Segment Open

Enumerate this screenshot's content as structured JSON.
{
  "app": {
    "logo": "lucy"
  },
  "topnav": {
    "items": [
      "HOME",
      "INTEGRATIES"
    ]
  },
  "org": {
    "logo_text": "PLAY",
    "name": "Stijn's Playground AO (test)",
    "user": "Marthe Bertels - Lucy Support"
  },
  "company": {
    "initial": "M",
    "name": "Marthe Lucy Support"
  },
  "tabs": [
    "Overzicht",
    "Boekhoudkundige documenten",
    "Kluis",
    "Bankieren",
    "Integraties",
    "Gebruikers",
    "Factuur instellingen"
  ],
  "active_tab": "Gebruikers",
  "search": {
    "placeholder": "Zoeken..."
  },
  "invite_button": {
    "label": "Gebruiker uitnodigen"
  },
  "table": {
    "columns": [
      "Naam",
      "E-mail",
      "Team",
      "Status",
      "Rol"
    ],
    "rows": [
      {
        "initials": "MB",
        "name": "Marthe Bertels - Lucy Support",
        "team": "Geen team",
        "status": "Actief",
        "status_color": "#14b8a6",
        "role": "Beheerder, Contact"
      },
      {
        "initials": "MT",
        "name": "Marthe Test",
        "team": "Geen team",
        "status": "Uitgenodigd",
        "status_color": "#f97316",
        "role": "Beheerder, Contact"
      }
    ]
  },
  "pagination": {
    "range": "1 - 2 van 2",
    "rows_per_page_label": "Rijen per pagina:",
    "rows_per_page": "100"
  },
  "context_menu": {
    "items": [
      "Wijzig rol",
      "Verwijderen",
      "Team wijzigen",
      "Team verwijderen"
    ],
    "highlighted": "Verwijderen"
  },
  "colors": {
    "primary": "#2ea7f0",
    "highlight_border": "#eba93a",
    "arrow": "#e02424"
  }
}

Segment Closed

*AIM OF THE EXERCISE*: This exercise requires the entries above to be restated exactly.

*WRITTEN SOLUTION*:
Enumerate this screenshot's content as structured JSON.
{
  "app": {
    "logo": "lucy"
  },
  "topnav": {
    "items": [
      "HOME",
      "INTEGRATIES"
    ]
  },
  "org": {
    "logo_text": "PLAY",
    "name": "Stijn's Playground AO (test)",
    "user": "Marthe Bertels - Lucy Support"
  },
  "company": {
    "initial": "M",
    "name": "Marthe Lucy Support"
  },
  "tabs": [
    "Overzicht",
    "Boekhoudkundige documenten",
    "Kluis",
    "Bankieren",
    "Integraties",
    "Gebruikers",
    "Factuur instellingen"
  ],
  "active_tab": "Gebruikers",
  "search": {
    "placeholder": "Zoeken..."
  },
  "invite_button": {
    "label": "Gebruiker uitnodigen"
  },
  "table": {
    "columns": [
      "Naam",
      "E-mail",
      "Team",
      "Status",
      "Rol"
    ],
    "rows": [
      {
        "initials": "MB",
        "name": "Marthe Bertels - Lucy Support",
        "team": "Geen team",
        "status": "Actief",
        "status_color": "#14b8a6",
        "role": "Beheerder, Contact"
      },
      {
        "initials": "MT",
        "name": "Marthe Test",
        "team": "Geen team",
        "status": "Uitgenodigd",
        "status_color": "#f97316",
        "role": "Beheerder, Contact"
      }
    ]
  },
  "pagination": {
    "range": "1 - 2 van 2",
    "rows_per_page_label": "Rijen per pagina:",
    "rows_per_page": "100"
  },
  "context_menu": {
    "items": [
      "Wijzig rol",
      "Verwijderen",
      "Team wijzigen",
      "Team verwijderen"
    ],
    "highlighted": "Verwijderen"
  },
  "colors": {
    "primary": "#2ea7f0",
    "highlight_border": "#eba93a",
    "arrow": "#e02424"
  }
}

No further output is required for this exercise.